A pair of first timers, Chipper Jones and Jim Thome, also received unanimous induction into our Hall of Fame. The case for Jones, the longtime Atlanta Braves third baseman, is straightforward. A complete star, he accrued an outrageous 84.6 fWAR over his 19-year career. Thome, on the other hand, slugged 612 home runs. That’s good for eighth on the all-time list. Expect both of these men to get through on the first ballot.

Our list of unanimous inductees wraps up with former Yankees ace Mike Mussina. The case for Mussina has been well documented. Instead of rehashing his extensive merits, I recommend this piece by Andrew Mearns. It may not happen this year — he cracked 51.8% in 2017 -- but we will continue to bang the #Moose4Hall drum.

Vladimir Guerrero and Edgar Martinez make their way into the Pinstripe Alley Hall of Fame with overwhelming support. Guerrero narrowly missed induction into Cooperstown last year, managing 71.7% of the vote. Historically when a player gets that close, he makes it in the following year. Keep your eyes peeled for the career 318/.379/.553 hitter.

Martinez, on the other hand, appears the victim of a crowded ballot. He accumulated 58.6% of the votes in 2017, with voters seeming to view him as a one-dimensional slugger.
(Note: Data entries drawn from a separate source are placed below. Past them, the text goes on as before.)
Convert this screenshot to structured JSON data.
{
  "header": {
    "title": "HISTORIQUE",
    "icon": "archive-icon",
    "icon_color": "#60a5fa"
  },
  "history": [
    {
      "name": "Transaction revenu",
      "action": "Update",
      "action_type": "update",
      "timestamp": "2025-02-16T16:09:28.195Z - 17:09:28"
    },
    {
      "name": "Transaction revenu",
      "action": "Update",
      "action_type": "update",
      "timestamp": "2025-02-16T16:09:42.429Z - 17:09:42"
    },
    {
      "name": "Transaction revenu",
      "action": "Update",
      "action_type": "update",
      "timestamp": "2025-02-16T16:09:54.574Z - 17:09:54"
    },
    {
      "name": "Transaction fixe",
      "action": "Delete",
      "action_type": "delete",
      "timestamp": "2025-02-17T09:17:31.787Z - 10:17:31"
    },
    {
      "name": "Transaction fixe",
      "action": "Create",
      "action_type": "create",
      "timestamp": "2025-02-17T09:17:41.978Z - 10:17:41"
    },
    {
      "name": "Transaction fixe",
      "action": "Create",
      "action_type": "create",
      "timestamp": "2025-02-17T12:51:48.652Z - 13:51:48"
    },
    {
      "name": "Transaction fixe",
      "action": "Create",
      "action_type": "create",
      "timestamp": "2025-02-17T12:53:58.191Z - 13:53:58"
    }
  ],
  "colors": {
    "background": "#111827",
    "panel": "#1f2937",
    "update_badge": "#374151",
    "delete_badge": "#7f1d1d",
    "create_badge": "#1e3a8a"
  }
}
Our staff, however, can get behind his elite batting talent. A career 145 wRC+ and 65.5 fWAR seems worthy of induction to us.

The last player to receive enshrinement in our Hall of Fame is Larry Walker. He skated in with 76% of the vote. In terms of WAR, he stands out among the best outfielders of his era. Unfortunately, the BBWWA doesn’t see his candidacy in the same light. He appeared on just 21.9% of last year’s ballots. What explains this incongruence? I’ll let Rockies Twitter explain.

As for the near misses, we like the future odds of Manny Ramirez. He’s one of the most dominant right-handed hitters in recent history. A career 153 wRC+ backs that up, but unfortunately a pair of PED-related suspensions will likely curtail his Cooperstown chances. He received just 23.8% of the votes last time around.

Trevor Hoffman didn’t fare too well on our ballots. He appeared on just 53% of them. That’s down from last year’s 71%. Thankfully for Hoffman, he appears primed for induction in the real deal. He missed by the smallest of margins last season, falling just short at 74%. Hoffman represents one of the more contentious cases, as the SABR community appears reluctant to vote for the closer. That said, one could reasonably expect Hoffman to take Cooperstown on this year’s ballot.

As for the best of the rest, Scott Rolen received some love from our staff. The third baseman had a fine career indeed, but it will take some campaigning to get him in. Curt Schilling continues his precipitous fall from grace, picking up a meager 18%. Meanwhile former Yankees Hideki Matsui and Andruw Jones picked up a pair of votes each. They live to fight another day on our ballots.

Now that you’ve seen our selections, we want to hear from you. Let us know what you think. Do you agree or are we way off? Tell us in the comment section below!